> [Element data from apps and pages]
-=-=-=-=-
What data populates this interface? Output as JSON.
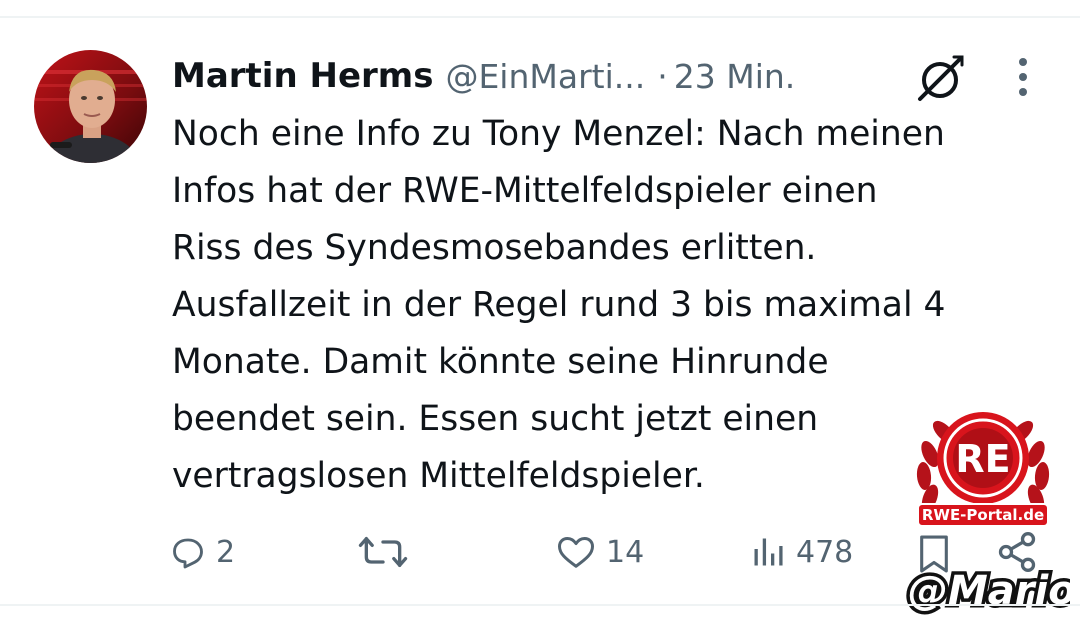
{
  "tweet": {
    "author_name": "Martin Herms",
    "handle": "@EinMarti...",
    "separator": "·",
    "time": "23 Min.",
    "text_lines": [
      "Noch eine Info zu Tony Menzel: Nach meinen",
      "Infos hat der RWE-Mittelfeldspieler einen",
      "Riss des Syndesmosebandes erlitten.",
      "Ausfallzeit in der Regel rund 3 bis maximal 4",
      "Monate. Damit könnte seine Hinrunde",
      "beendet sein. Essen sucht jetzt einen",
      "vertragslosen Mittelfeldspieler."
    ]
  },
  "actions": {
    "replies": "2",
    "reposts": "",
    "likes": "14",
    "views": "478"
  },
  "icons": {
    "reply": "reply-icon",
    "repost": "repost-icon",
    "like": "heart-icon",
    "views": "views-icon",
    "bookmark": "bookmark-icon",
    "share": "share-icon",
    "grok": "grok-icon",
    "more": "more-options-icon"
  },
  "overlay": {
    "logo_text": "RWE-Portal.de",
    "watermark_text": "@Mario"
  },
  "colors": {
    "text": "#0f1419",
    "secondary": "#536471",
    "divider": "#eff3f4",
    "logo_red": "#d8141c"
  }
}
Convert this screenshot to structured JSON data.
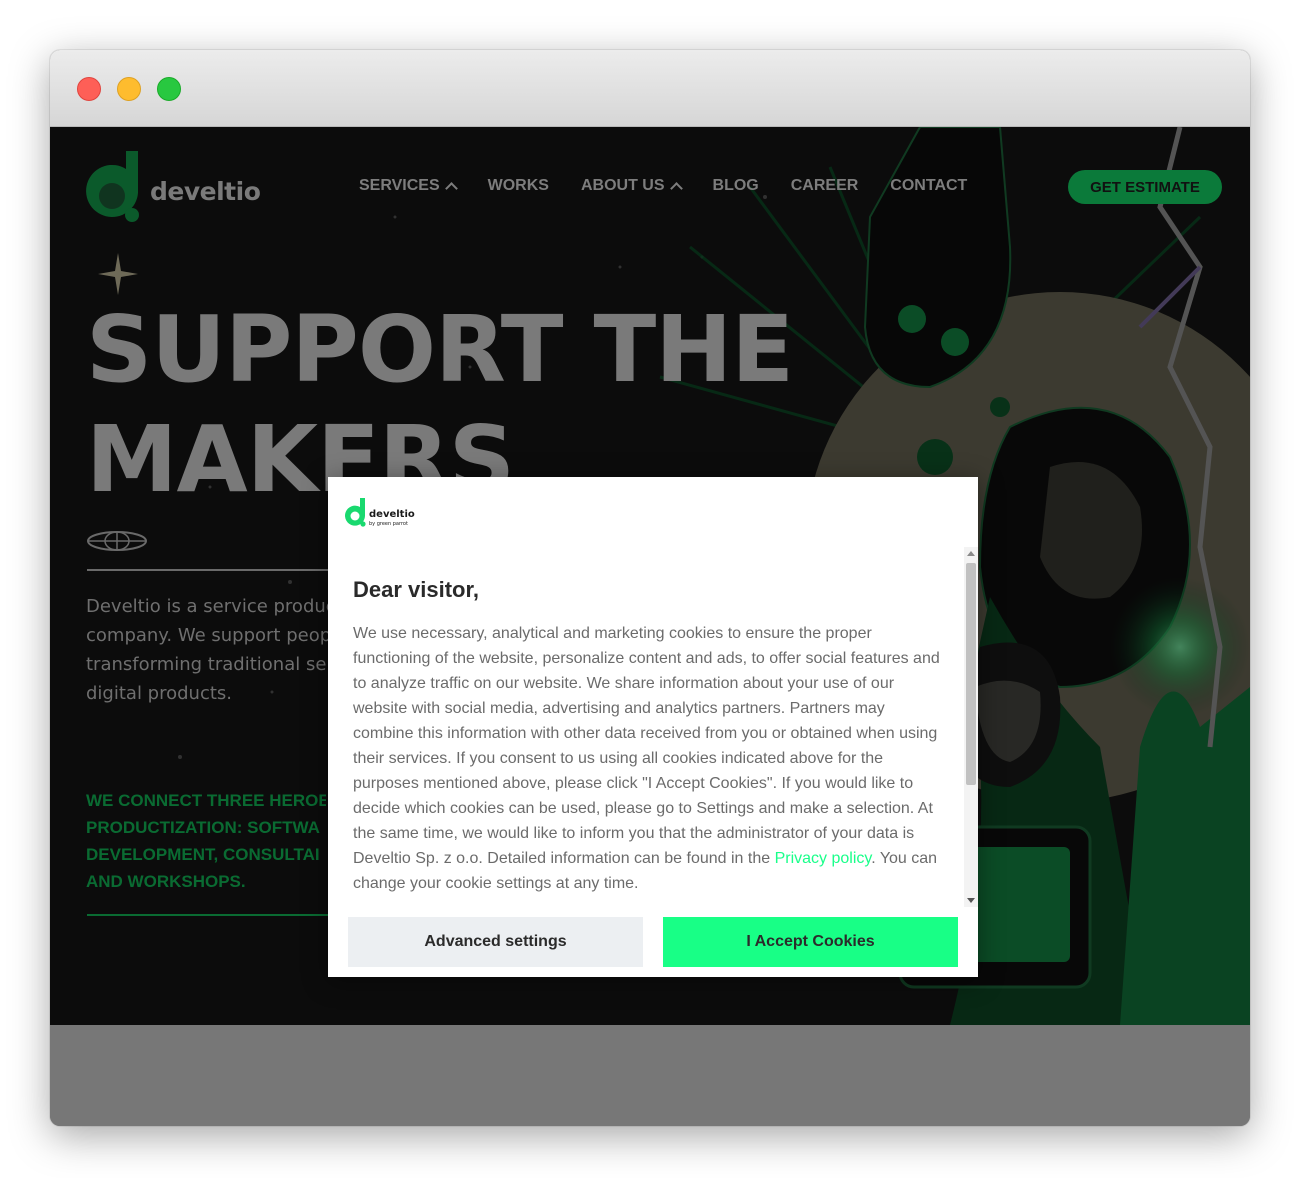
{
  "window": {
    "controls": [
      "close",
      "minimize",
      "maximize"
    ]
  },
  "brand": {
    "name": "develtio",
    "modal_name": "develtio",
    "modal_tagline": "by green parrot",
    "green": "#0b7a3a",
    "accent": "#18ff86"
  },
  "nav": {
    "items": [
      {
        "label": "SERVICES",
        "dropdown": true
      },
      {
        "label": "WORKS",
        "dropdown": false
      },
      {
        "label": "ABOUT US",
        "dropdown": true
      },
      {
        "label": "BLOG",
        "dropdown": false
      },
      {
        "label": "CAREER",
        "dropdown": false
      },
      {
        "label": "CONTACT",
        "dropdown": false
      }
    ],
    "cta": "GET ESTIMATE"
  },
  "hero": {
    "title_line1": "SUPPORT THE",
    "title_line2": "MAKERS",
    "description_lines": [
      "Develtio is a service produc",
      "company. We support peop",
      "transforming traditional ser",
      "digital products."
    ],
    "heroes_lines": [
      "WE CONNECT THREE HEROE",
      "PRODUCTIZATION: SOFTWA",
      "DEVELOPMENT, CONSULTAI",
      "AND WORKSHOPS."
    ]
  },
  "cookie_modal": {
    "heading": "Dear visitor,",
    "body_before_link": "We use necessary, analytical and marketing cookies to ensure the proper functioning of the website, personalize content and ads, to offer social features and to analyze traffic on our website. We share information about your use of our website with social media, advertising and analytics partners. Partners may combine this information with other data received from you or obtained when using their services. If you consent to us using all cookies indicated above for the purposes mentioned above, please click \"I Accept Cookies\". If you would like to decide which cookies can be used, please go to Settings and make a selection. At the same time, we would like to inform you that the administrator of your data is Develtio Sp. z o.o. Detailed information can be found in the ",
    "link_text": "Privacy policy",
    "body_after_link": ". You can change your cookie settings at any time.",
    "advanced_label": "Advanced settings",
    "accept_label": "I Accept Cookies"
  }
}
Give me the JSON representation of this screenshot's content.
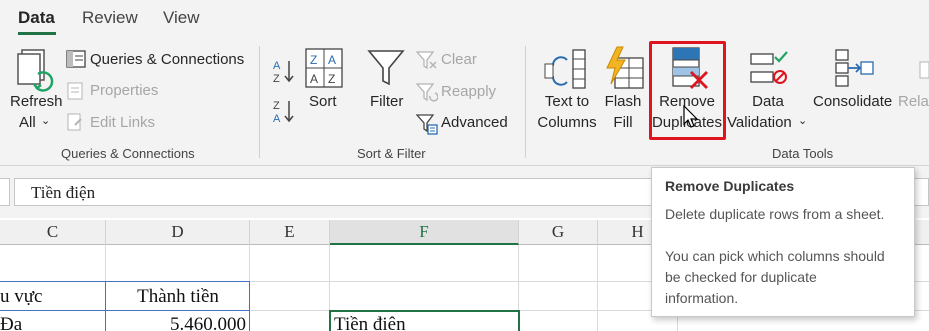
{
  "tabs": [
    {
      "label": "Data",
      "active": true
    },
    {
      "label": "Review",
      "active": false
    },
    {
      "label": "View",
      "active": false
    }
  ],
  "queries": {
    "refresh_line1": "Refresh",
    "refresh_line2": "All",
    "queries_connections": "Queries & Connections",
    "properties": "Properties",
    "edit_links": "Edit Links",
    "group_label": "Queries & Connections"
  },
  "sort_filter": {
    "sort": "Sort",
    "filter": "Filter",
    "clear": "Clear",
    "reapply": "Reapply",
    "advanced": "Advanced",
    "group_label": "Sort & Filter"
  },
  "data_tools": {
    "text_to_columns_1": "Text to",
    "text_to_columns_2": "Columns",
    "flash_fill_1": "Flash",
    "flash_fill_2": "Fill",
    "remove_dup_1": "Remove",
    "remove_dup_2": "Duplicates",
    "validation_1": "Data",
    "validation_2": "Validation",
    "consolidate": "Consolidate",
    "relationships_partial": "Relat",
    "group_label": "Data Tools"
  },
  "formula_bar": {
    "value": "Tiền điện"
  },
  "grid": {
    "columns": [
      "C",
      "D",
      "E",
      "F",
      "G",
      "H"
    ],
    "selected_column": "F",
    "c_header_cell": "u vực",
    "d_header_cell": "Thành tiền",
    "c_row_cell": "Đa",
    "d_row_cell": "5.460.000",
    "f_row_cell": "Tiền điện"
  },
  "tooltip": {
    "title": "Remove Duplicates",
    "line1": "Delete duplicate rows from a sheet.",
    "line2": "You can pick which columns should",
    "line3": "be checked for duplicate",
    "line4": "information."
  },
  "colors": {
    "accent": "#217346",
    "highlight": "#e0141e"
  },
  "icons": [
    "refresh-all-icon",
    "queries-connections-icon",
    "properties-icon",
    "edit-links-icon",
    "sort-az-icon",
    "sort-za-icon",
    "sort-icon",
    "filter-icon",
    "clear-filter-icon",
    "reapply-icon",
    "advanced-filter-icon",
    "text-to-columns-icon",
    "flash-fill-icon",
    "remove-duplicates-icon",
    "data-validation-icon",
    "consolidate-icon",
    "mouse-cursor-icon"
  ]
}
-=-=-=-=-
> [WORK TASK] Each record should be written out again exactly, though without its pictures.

> [WRITTEN ANSWER]
What data populates this interface? Output as JSON.
{
  "tweet": {
    "author_name": "Martin Herms",
    "handle": "@EinMarti...",
    "separator": "·",
    "time": "23 Min.",
    "text_lines": [
      "Noch eine Info zu Tony Menzel: Nach meinen",
      "Infos hat der RWE-Mittelfeldspieler einen",
      "Riss des Syndesmosebandes erlitten.",
      "Ausfallzeit in der Regel rund 3 bis maximal 4",
      "Monate. Damit könnte seine Hinrunde",
      "beendet sein. Essen sucht jetzt einen",
      "vertragslosen Mittelfeldspieler."
    ]
  },
  "actions": {
    "replies": "2",
    "reposts": "",
    "likes": "14",
    "views": "478"
  },
  "icons": {
    "reply": "reply-icon",
    "repost": "repost-icon",
    "like": "heart-icon",
    "views": "views-icon",
    "bookmark": "bookmark-icon",
    "share": "share-icon",
    "grok": "grok-icon",
    "more": "more-options-icon"
  },
  "overlay": {
    "logo_text": "RWE-Portal.de",
    "watermark_text": "@Mario"
  },
  "colors": {
    "text": "#0f1419",
    "secondary": "#536471",
    "divider": "#eff3f4",
    "logo_red": "#d8141c"
  }
}
Convert this screenshot to structured JSON data.
{
  "window": {
    "controls": [
      "close",
      "minimize",
      "maximize"
    ]
  },
  "brand": {
    "name": "develtio",
    "modal_name": "develtio",
    "modal_tagline": "by green parrot",
    "green": "#0b7a3a",
    "accent": "#18ff86"
  },
  "nav": {
    "items": [
      {
        "label": "SERVICES",
        "dropdown": true
      },
      {
        "label": "WORKS",
        "dropdown": false
      },
      {
        "label": "ABOUT US",
        "dropdown": true
      },
      {
        "label": "BLOG",
        "dropdown": false
      },
      {
        "label": "CAREER",
        "dropdown": false
      },
      {
        "label": "CONTACT",
        "dropdown": false
      }
    ],
    "cta": "GET ESTIMATE"
  },
  "hero": {
    "title_line1": "SUPPORT THE",
    "title_line2": "MAKERS",
    "description_lines": [
      "Develtio is a service produc",
      "company. We support peop",
      "transforming traditional ser",
      "digital products."
    ],
    "heroes_lines": [
      "WE CONNECT THREE HEROE",
      "PRODUCTIZATION: SOFTWA",
      "DEVELOPMENT, CONSULTAI",
      "AND WORKSHOPS."
    ]
  },
  "cookie_modal": {
    "heading": "Dear visitor,",
    "body_before_link": "We use necessary, analytical and marketing cookies to ensure the proper functioning of the website, personalize content and ads, to offer social features and to analyze traffic on our website. We share information about your use of our website with social media, advertising and analytics partners. Partners may combine this information with other data received from you or obtained when using their services. If you consent to us using all cookies indicated above for the purposes mentioned above, please click \"I Accept Cookies\". If you would like to decide which cookies can be used, please go to Settings and make a selection. At the same time, we would like to inform you that the administrator of your data is Develtio Sp. z o.o. Detailed information can be found in the ",
    "link_text": "Privacy policy",
    "body_after_link": ". You can change your cookie settings at any time.",
    "advanced_label": "Advanced settings",
    "accept_label": "I Accept Cookies"
  }
}
Give me the JSON representation of this screenshot's content.
{
  "tabs": [
    {
      "label": "Data",
      "active": true
    },
    {
      "label": "Review",
      "active": false
    },
    {
      "label": "View",
      "active": false
    }
  ],
  "queries": {
    "refresh_line1": "Refresh",
    "refresh_line2": "All",
    "queries_connections": "Queries & Connections",
    "properties": "Properties",
    "edit_links": "Edit Links",
    "group_label": "Queries & Connections"
  },
  "sort_filter": {
    "sort": "Sort",
    "filter": "Filter",
    "clear": "Clear",
    "reapply": "Reapply",
    "advanced": "Advanced",
    "group_label": "Sort & Filter"
  },
  "data_tools": {
    "text_to_columns_1": "Text to",
    "text_to_columns_2": "Columns",
    "flash_fill_1": "Flash",
    "flash_fill_2": "Fill",
    "remove_dup_1": "Remove",
    "remove_dup_2": "Duplicates",
    "validation_1": "Data",
    "validation_2": "Validation",
    "consolidate": "Consolidate",
    "relationships_partial": "Relat",
    "group_label": "Data Tools"
  },
  "formula_bar": {
    "value": "Tiền điện"
  },
  "grid": {
    "columns": [
      "C",
      "D",
      "E",
      "F",
      "G",
      "H"
    ],
    "selected_column": "F",
    "c_header_cell": "u vực",
    "d_header_cell": "Thành tiền",
    "c_row_cell": "Đa",
    "d_row_cell": "5.460.000",
    "f_row_cell": "Tiền điện"
  },
  "tooltip": {
    "title": "Remove Duplicates",
    "line1": "Delete duplicate rows from a sheet.",
    "line2": "You can pick which columns should",
    "line3": "be checked for duplicate",
    "line4": "information."
  },
  "colors": {
    "accent": "#217346",
    "highlight": "#e0141e"
  },
  "icons": [
    "refresh-all-icon",
    "queries-connections-icon",
    "properties-icon",
    "edit-links-icon",
    "sort-az-icon",
    "sort-za-icon",
    "sort-icon",
    "filter-icon",
    "clear-filter-icon",
    "reapply-icon",
    "advanced-filter-icon",
    "text-to-columns-icon",
    "flash-fill-icon",
    "remove-duplicates-icon",
    "data-validation-icon",
    "consolidate-icon",
    "mouse-cursor-icon"
  ]
}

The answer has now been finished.